There are countless paved areas of our roadbed that are sitting idle, devoid of beauty and serving little purpose. Through the Greenstreets program, and most recently in partnership with the Department of Environmental Protection (DEP), we have been converting these eyesores into green infrastructure that absorbs stormwater while providing a pleasant experience for pedestrians, a safe driving route, and new habitats for plants and wildlife. By thoughtfully designing these spaces to mimic natural systems, Greenstreets require minimal care and have a low burden on our maintenance infrastructure.

Green infrastructure is most effective as a network of functional green spaces woven into the fabric of the urban environment. This decentralized approach translates to the improvement of the everyday life of New Yorkers citywide, in the spirit of MillionTrees and Schoolyards to Playgrounds.

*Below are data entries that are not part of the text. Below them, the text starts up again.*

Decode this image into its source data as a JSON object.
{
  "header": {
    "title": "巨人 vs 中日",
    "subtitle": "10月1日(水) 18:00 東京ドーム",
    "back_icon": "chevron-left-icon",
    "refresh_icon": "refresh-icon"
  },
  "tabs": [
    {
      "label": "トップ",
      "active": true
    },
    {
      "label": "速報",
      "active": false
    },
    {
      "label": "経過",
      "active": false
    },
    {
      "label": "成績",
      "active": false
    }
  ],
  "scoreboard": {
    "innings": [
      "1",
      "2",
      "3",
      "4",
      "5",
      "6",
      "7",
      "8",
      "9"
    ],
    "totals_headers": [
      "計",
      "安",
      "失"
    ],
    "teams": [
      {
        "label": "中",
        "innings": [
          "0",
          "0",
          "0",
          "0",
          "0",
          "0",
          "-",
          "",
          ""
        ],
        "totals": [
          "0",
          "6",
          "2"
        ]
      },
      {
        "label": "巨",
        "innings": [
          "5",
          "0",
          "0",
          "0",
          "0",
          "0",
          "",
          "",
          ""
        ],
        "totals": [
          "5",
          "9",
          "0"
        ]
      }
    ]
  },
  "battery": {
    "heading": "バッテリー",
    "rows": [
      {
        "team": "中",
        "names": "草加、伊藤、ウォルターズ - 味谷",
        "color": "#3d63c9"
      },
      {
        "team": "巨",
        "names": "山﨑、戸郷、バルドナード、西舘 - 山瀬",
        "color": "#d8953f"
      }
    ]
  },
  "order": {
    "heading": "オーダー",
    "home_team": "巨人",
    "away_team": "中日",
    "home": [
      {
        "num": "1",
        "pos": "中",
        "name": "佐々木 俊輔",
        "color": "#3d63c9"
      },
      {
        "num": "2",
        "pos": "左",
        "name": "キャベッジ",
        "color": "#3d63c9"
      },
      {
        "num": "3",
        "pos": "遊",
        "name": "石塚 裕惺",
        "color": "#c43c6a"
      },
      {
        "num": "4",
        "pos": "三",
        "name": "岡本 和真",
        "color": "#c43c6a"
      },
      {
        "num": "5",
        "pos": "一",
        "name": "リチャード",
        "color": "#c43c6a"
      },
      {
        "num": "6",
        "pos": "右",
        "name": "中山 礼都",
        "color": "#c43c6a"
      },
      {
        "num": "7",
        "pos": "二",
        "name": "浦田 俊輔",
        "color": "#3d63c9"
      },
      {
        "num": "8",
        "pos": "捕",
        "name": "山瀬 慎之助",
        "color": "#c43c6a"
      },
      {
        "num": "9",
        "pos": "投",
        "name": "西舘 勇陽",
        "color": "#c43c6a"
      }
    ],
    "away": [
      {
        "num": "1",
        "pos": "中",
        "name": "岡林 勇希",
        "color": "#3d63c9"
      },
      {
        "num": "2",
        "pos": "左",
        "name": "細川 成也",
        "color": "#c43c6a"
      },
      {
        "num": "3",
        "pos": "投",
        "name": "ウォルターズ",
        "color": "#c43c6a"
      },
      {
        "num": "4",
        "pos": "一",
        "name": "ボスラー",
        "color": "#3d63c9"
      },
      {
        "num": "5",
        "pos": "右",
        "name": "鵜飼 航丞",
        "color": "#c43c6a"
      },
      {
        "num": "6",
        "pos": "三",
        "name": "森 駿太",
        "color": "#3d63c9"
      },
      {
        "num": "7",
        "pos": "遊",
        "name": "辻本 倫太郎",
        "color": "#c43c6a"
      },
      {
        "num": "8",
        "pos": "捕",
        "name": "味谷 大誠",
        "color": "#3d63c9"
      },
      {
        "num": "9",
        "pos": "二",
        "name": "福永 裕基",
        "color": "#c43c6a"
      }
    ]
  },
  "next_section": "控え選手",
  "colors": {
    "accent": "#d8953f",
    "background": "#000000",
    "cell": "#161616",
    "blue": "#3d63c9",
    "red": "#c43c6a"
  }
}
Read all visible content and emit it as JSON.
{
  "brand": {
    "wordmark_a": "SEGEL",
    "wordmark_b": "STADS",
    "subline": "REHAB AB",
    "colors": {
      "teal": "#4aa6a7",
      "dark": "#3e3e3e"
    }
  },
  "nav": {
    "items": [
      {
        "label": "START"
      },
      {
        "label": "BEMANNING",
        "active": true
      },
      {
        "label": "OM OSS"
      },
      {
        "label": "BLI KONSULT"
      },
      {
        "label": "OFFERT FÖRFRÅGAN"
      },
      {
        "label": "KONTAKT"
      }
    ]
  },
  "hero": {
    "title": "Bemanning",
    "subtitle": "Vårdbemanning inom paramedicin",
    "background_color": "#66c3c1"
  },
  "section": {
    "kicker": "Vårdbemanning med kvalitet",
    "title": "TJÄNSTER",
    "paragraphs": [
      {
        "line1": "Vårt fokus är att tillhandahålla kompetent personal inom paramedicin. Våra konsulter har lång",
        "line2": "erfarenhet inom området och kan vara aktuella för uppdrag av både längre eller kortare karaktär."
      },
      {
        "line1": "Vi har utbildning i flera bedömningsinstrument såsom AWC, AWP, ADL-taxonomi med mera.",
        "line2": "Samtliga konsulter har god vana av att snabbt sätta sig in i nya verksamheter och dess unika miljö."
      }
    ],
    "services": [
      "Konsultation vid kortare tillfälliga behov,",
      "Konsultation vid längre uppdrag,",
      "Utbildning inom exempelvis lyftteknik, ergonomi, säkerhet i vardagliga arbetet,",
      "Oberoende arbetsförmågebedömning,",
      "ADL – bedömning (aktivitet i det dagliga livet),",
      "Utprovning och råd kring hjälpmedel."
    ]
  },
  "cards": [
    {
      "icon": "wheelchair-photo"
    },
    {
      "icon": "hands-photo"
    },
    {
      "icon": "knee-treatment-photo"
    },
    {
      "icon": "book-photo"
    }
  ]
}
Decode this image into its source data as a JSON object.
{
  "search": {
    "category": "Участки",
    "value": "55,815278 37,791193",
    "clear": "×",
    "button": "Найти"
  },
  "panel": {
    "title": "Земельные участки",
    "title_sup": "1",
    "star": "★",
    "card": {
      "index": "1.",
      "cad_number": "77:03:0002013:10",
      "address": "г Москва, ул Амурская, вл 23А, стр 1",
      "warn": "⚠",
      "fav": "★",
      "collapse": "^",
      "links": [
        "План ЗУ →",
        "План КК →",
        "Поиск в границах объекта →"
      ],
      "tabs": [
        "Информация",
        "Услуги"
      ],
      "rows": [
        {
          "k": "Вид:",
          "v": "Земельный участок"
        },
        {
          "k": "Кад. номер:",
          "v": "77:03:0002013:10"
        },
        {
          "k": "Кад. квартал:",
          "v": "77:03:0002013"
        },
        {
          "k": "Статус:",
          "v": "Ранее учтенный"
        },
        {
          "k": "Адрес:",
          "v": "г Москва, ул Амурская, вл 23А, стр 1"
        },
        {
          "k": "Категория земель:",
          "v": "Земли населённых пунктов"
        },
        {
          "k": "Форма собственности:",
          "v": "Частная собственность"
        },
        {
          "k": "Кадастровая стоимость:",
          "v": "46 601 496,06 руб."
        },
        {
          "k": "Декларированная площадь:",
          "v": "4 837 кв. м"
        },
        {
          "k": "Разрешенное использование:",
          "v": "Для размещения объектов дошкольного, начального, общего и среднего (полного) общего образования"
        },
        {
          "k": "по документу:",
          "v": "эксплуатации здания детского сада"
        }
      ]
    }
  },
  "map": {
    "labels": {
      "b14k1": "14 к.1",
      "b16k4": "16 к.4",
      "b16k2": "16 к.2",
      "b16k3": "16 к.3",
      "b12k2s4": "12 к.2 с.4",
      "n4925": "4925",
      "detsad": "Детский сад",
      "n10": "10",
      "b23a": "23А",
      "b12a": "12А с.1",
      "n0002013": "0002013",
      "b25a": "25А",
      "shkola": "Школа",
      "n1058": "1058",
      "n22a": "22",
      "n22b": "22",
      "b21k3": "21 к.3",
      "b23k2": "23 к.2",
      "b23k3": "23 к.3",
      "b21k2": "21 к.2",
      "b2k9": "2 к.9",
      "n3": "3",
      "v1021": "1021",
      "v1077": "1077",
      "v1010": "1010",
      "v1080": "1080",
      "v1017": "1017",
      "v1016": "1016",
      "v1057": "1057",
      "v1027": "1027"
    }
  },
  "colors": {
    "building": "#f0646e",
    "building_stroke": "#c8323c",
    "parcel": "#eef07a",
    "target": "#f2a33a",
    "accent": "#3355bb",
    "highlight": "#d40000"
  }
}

New York has plans for sewer overflow abatement via green infrastructure for approximately half of the city, but we need to consider how to implement these programs citywide. A 5,000 Greenstreet program across the remainder of the city where these installations are feasible would have a considerable impact: increasing green space by 160 acres, lessening the impact of the urban heat island effect, absorbing increasingly intense storms, and improving the everyday life of New Yorkers.

Last year during Superstorm Sandy, one greenstreet absorbed every drop of the storm — over 40,000 gallons of water in one 1,500-square-foot site. This type of infrastructure is essential to alleviate the impact of extreme events like Sandy as well as incremental climate changes projected in the coming decades. 

Nette Compton is Director of Green Infrastructure at the New York City Department of Parks and Recreation, a division devoted to designing engineered landscapes that transform unused areas of New York into vibrant urban ecosystems.

Image: New York City Department of Parks & Recreation.